With either option, you’ll still be able to choose how the IRS treats your company for tax purposes, file equally simple forms, and pay roughly the same amount in fees. Ultimately, your decision may depend on the field in which you operate and your state’s business laws.
Frequently Asked Questions
Which is better — an LLC or LLP business structure?
For the benefits of limited liability and tax considerations, most small businesses register as LLCs. But, depending on the state of operation, tax laws may vary unfavorably for LLCs — an important consideration. For professional groups of at least two people, though, LLPs may offer the better option.
Is LLP the same as LLC?
No. A limited liability company (LLC) is a business structure that works well for a wide range of businesses, whether they have a single member or multiple members. A limited liability partnership (LLP) is a business structure that typically caters to a specific group of professions. Some states limit LLP ownership to licensed professionals, such as the owners of a law firm, medical practice, or real estate agency.
When should you use an LLP or LLC business structure?
If your top priority is flexibility for tax purposes, an LLC may provide the better, long-term choice for your business because it enables you to elect an S corp or C corp tax status. If you’re more concerned about financial or legal risks due to a partner’s actions, consider forming an LLP.
Information on this page has been gathered by a multitude of sources and was most recently updated on December 2021.
Any Information on this site is not guaranteed or warranted to be correct, accurate, or up to date. StateRequirement and its members and affiliates are not responsible for any losses, monetary or otherwise. StateRequirement is not affiliated with any state, government, or licensing body. For more information, please contact your state's authority on insurance.

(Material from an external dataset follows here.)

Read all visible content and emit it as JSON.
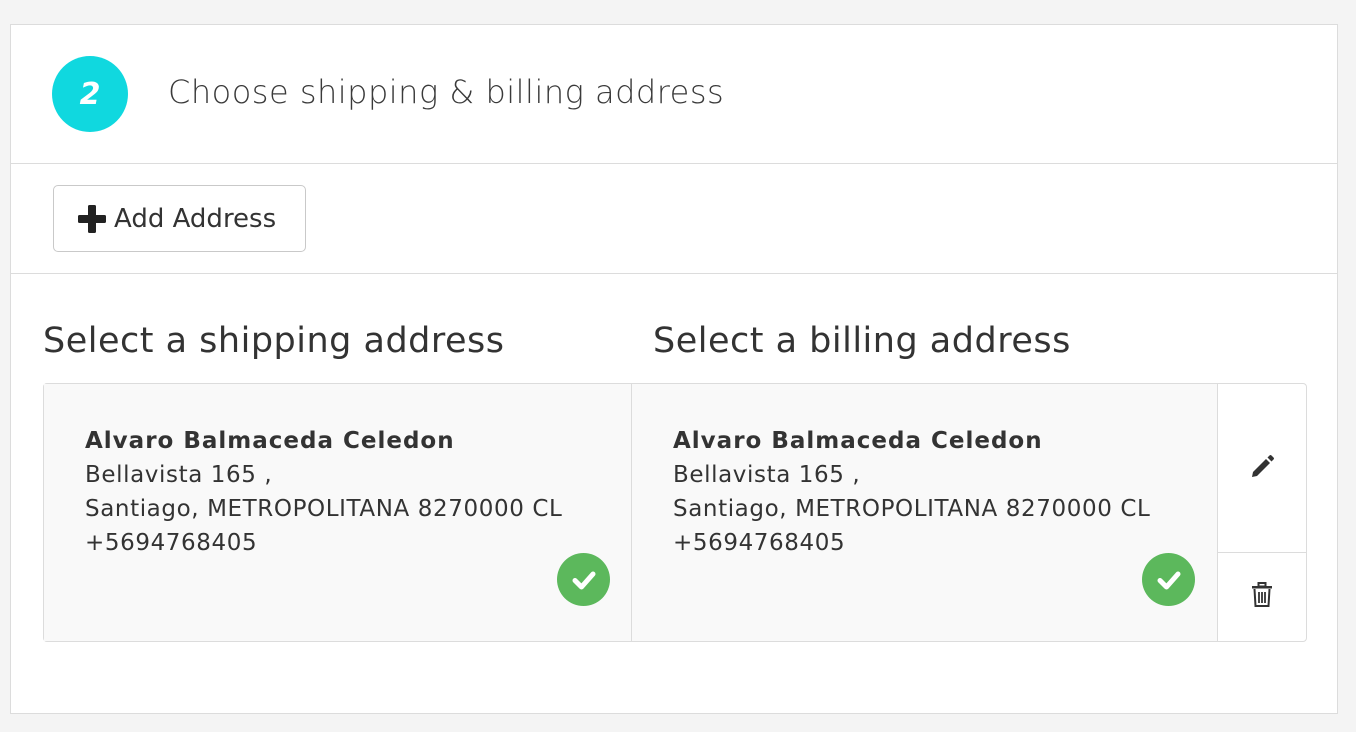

When readers purchase services discussed on our site, we often earn affiliate commissions that support our work. Learn More